Reading Aloud


* Read aloud to your children until they are too old for you to 'tackle' and sit down with (late intermediate grades???). Find a comfortable place and snuggle up together so that your children's connection to books is a pleasurable experience.


* Read books that are somewhat above the current reading level of your child. This is most successful in helping to promote reading progress. Children's listening level of comprehension is higher than their reading level until they are in about grade 8.


* Discuss what you read. Ask questions (especially "Why do you think. . ." ). This will help to develop your child's reading comprehension.


* Encourage your child to make connections between what has been read and things that are happening in their own lives. It will deepen the experience for them and improve their understanding.

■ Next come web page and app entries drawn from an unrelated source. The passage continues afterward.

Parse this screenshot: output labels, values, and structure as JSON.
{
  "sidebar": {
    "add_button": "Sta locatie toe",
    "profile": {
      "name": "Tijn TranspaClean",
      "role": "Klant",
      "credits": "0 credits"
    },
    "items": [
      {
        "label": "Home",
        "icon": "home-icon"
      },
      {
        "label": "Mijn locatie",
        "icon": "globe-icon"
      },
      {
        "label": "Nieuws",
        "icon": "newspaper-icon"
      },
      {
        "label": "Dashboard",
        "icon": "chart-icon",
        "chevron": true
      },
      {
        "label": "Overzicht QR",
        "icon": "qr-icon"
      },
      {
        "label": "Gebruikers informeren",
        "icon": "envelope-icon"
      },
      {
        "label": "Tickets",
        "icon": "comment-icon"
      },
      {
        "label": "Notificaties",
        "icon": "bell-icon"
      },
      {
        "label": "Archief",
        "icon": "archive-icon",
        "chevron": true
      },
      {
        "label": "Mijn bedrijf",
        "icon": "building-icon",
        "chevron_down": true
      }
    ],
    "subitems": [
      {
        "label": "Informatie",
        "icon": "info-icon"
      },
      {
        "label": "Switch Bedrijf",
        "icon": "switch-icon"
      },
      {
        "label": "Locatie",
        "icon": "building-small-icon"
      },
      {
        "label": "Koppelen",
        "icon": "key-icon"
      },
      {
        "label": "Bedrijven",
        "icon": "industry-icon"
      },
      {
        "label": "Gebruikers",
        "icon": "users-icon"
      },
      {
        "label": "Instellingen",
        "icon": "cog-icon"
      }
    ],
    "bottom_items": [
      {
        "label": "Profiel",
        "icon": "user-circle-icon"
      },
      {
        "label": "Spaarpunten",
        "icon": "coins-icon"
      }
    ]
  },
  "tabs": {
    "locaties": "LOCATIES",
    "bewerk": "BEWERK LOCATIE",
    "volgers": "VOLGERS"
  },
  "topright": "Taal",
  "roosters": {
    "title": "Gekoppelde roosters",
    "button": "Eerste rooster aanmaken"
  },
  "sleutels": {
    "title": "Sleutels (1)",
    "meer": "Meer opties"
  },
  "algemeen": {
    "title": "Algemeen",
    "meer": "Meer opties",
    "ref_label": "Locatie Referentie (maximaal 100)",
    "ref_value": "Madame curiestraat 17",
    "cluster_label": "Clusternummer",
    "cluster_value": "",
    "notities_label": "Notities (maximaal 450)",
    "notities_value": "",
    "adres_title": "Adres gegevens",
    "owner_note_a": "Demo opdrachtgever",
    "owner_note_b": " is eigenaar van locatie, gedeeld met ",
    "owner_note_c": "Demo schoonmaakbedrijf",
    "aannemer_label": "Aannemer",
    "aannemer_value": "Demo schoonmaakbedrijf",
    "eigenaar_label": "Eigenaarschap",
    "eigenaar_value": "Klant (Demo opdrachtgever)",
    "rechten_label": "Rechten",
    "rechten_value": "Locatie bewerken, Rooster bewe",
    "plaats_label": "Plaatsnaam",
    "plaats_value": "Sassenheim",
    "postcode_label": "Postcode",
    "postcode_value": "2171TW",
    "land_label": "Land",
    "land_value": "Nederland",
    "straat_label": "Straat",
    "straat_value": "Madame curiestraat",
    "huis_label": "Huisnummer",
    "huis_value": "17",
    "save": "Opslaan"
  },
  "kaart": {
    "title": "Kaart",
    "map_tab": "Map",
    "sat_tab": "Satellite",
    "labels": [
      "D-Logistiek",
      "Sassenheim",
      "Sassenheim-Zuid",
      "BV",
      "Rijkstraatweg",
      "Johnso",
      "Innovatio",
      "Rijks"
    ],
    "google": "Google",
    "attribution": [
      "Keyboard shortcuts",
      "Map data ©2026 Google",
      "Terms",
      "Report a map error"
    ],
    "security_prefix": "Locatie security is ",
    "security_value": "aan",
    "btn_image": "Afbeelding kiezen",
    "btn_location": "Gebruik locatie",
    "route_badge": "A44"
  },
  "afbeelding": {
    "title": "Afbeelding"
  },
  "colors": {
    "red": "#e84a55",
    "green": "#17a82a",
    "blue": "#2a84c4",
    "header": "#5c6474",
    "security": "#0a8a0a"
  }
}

* If your children find it hard to sit still, give them something to keep their hands busy. This isn't supposed to seem like a punishment. Just make sure they're still listening by asking them questions, etc.


* If you feel comfortable, read dramatically by changing your voice for different characters, etc. If you don't feel comfortable doing this, don't worry about it. Just make sure you show you are enjoying the reading. Kids pick up on this.


* Let kids have a say in what you read to them. Studies have shown that the pleasurable experience of being read to can reshape negative attitudes toward reading into more positive ones. Besides, you're building memories, remember?


Listening to Your Child Read


* Keep it a positive experience! This is the most important thing you can do. Be patient.


* Schedule time on a regular basis - 15 minutes 4 or 5 days a week - so that it becomes a habit. This should help your child be less resistant if it occurs at the same time and is part of a ritual. It also gives reading status by showing its importance.


* Make sure the book is on the right level for your child - this is critical. If it's too hard, it may lead to frustration and a negative self image. You may wish to use the Five Finger approach to determine the book's suitability. As your child reads, fold down a finger for every error. If your child makes more than 5 errors on a page, the book is probably too difficult and should be put away for future reading.


* Snuggle up and make the experience a positive one.


* When your child has difficulty with a word, encourage them to 'figure it out' and allow time to do it. Supply the word, if necessary.


* Students can use their developing skills to sound phonetic words out, but this is just one strategy that shouldn't be overused. Also remind them to use meaning - skip out the word, read on and then go back to use meaning combined with the clues provided with the letters. Sentence structure is also a clue - does what you read sound right?


* Praise children for trying to figure out words and for self-correcting reading errors.


* Point out what they have done well. i.e. "You read that so well, you sounded just like you were talking" or "You used your voice to make that really interesting to listen to". This will make them feel successful and help your children remember to do it again in the future.


* Talk about the story and ask questions to develop your children's reading comprehension. Again, allow them to make connections to their own experiences.


* Even after your child becomes an independent reader, you should listen to him/her read aloud on occasion. Reading aloud is a very different skill than reading quietly to oneself.